Are there some lessons here, that will help Post-2015 into harbour rather than seeing it drift out to sea? There are some good pointers, I think.
First, as Andris Piebalgs and Jan Eliasson both argued, a global consensus can be built if moral fervour about poverty reduction and the ‘unfinished business’ of the MDGs, central to the development cause, can to be allied to national and individual interest. Reducing poverty is in everyone’s interest, because it reduces violence, crime, forced migration and many other ‘ills’ which affect the rich as well as the poor. Winne Biyanyima remarked that inequality is morally wrong, but also bad for economic and social progress.
Second, the environmental issues need to be handled with circumspection. Post 2015 needs to recognise the importance of good stewardship of natural resources, as Paul Collier suggested. Planetary boundaries matter. However, the post-2015 process cannot, as I have suggested elsewhere, set out to colonise the climate talks. Instead, it needs to take account of progress on the other side of the street, because how the Paris COP concludes will affect the design of targets for poverty reduction, social protection, health and education. And post-2015 needs to influence the climate talks: as Winnie Biyanyima argued, post-2015 should act as a political mobiliser for a climate deal.
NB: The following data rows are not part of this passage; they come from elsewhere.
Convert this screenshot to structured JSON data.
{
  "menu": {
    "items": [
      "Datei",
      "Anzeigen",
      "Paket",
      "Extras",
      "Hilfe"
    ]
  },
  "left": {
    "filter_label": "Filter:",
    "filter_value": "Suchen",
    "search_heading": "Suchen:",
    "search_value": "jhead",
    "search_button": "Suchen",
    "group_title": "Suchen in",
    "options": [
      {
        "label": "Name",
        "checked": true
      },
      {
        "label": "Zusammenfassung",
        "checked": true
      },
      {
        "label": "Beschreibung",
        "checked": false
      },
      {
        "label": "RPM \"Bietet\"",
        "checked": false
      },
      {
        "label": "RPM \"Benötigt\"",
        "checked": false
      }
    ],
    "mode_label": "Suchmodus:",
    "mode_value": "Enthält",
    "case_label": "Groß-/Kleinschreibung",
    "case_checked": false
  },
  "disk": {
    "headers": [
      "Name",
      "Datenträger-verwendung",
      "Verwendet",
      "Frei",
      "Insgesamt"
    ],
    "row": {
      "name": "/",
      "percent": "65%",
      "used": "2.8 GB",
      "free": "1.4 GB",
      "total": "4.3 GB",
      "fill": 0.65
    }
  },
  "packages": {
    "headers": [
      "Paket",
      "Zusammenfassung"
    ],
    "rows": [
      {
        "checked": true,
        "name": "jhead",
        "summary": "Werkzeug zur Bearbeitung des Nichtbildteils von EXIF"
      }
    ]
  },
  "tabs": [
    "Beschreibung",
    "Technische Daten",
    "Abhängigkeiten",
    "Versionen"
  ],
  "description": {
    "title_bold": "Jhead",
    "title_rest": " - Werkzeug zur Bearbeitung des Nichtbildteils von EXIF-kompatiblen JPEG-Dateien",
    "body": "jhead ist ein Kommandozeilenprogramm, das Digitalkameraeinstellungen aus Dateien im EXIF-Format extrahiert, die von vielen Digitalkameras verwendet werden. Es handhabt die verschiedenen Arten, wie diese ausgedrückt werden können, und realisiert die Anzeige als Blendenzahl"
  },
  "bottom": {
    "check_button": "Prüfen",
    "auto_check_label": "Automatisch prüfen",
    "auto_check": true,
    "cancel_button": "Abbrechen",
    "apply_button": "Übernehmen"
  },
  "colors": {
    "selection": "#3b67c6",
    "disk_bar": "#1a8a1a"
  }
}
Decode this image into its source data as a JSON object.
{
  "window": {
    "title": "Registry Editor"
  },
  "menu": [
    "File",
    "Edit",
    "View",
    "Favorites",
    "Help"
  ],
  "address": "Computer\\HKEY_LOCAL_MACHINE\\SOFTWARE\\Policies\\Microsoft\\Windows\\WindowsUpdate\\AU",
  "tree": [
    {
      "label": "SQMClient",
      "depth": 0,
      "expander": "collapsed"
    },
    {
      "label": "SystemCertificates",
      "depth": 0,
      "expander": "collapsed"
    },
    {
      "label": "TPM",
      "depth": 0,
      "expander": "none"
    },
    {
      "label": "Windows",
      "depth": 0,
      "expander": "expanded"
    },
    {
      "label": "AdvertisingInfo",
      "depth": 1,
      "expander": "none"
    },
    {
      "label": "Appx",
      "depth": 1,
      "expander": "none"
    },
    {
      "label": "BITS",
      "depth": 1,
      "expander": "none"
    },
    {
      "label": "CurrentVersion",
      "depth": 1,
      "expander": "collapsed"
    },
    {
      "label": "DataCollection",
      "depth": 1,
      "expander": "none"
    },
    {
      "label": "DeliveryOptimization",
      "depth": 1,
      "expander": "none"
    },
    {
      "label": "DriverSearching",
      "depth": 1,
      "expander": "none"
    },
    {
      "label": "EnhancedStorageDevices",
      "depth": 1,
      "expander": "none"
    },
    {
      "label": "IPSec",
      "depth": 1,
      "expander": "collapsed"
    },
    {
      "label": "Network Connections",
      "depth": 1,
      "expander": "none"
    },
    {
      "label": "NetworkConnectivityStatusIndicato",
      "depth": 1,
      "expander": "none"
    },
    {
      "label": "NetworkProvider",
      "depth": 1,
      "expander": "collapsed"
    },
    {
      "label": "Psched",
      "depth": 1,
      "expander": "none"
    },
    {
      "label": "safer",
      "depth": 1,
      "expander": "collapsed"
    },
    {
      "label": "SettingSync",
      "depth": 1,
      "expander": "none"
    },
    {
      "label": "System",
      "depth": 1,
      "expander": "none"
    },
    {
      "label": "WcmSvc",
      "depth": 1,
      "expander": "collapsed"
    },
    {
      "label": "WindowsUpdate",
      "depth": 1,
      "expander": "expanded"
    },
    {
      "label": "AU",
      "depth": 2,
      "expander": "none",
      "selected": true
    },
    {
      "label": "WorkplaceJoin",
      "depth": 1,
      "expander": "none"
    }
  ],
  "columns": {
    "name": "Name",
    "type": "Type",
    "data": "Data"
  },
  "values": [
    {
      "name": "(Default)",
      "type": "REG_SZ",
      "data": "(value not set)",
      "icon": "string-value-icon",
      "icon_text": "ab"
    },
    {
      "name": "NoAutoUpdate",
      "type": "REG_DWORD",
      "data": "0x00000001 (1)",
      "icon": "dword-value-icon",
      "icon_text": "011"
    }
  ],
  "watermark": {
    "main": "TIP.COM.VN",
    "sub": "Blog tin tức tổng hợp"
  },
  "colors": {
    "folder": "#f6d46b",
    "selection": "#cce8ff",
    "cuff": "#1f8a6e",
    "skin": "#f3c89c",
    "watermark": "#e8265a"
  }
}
Third, the multilateral process needs constant reinforcement. President Ellen Johnson Sirleaf made a strong plea for international cooperation, and Jan Eliasson reminded the audience that this means Ministers of Finance, Trade and Agriculture, as well as Development and the Environment. The EUEuropean Union has a key role to play, of course, speaking alongside its Member States, but also leveraging its partnerships in the developing world: Andris Piebalgs made this point.
Finally, and Debapriya Bhattacharya may be surprised to hear that I agree with him, unless, of course, he has read my Goldilocks piece, the Goal 8 issues remain the key ones where more work is needed – and the key issues that will be needed to secure a deal. In fact, President Ellen Johnson Sirleaf made the same point. That is a strong conclusion for all of us: that Post-2015 cannot just be about stating ambitious poverty and environment goals. The framework also has to deal with finance, trade, even, Debapriya Bhattacharya would argue, the governance of the global financial system.
Can we bring the boat safely into harbour? At the end of the meeting, a majority, a large majority, of the participants was optimistic. However, a significant minority was not. It is clear that there is a lot to do. Perhaps we should join Jan Eliasson, who said right at the end (quoting Madeleine Albright?): ‘I am optimistic. But I worry a lot!’.